I’m not even that concerned about people who spend 3 hours watching their favorite team play once a week. However, for many, professional sports have become an obsession. When you are spending your entire weekend – plus Monday and Thursday nights – watching a game, you may have a problem. Add to that all of the time that people spend researching their favorite players and teams, setting their fantasy lineups, and listening to sports talk radio and you have a giant amount of time being wasted on professional sports.

Why not use that time more wisely? Spend it with your family or be productive. If we spent as much time and energy on things that bear real life weight instead of wasting it on professional sports, we could really make a difference in people’s lives – including our own.

Professional Sports Distract from What is Really Important

It is kind of sad, really. As humans, we desparately want to belong to something successful and important. Professional sports provide people with that opportunity, although it is a false sense of belonging and importance. The marketing geniuses working for these giant businesses have created communities around their games. They’ve convinced masses of people that their participation in these communities is a must for the communities “success.” They tell the fans – which, by the way, is short for “fanatic” – that the team can’t do it without them. In fact, they make people feel as if the team’s success is somehow a personal success of their own.

The truth is that participation from fans has very little to do with the team’s prospects for success. Sure, crowd noise in the stadium may affect the outcome of a particular play or game. However, your participation from home means nothing. Your “I’ve gotta support the team attitude” doesn’t make a hill of beans difference. What it does do is convince you to spend more money on crap, lining the pockets of the owners and athletes.

Professional sports provides people with an escape from reality. It blinds them to the real issues of the world – issues like politics, taxes, and world events that actually do affect their lives directly and should matter to them. Professional sports have become an opiate to the masses, allowing large numbers of us to be more easily fleeced.
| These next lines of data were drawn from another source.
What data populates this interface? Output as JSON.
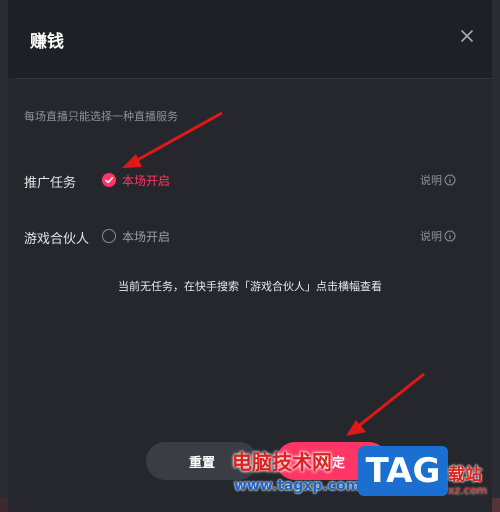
{
  "dialog": {
    "title": "赚钱",
    "hint": "每场直播只能选择一种直播服务",
    "rows": [
      {
        "label": "推广任务",
        "option": "本场开启",
        "checked": true,
        "explain": "说明"
      },
      {
        "label": "游戏合伙人",
        "option": "本场开启",
        "checked": false,
        "explain": "说明"
      }
    ],
    "notice": "当前无任务，在快手搜索「游戏合伙人」点击横幅查看",
    "buttons": {
      "reset": "重置",
      "confirm": "确定"
    }
  },
  "watermark": {
    "site_name": "电脑技术网",
    "url": "www.tagxp.com",
    "logo": "TAG",
    "suffix": "载站",
    "suffix_url": "xz.com"
  },
  "colors": {
    "accent": "#fe3666",
    "background": "#26272d",
    "annotation_arrow": "#e01818"
  },
  "icons": {
    "close": "close-icon",
    "check": "check-icon",
    "info": "info-icon"
  }
}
Don’t get me wrong. I still enjoy watching the occasional game. I still cheer for my favorite professional sports teams. However, while it may have taken years to do so, I have finally broken through the mind-numbing fog in which professional sports had me enveloped. I have finally put them in their proper perspective as it relates to my real life. I have ended my obsession and have used my new-found time and money to better my life and the life of my family. I just hope more people can realize what I have before their lives – and their coin – slip away.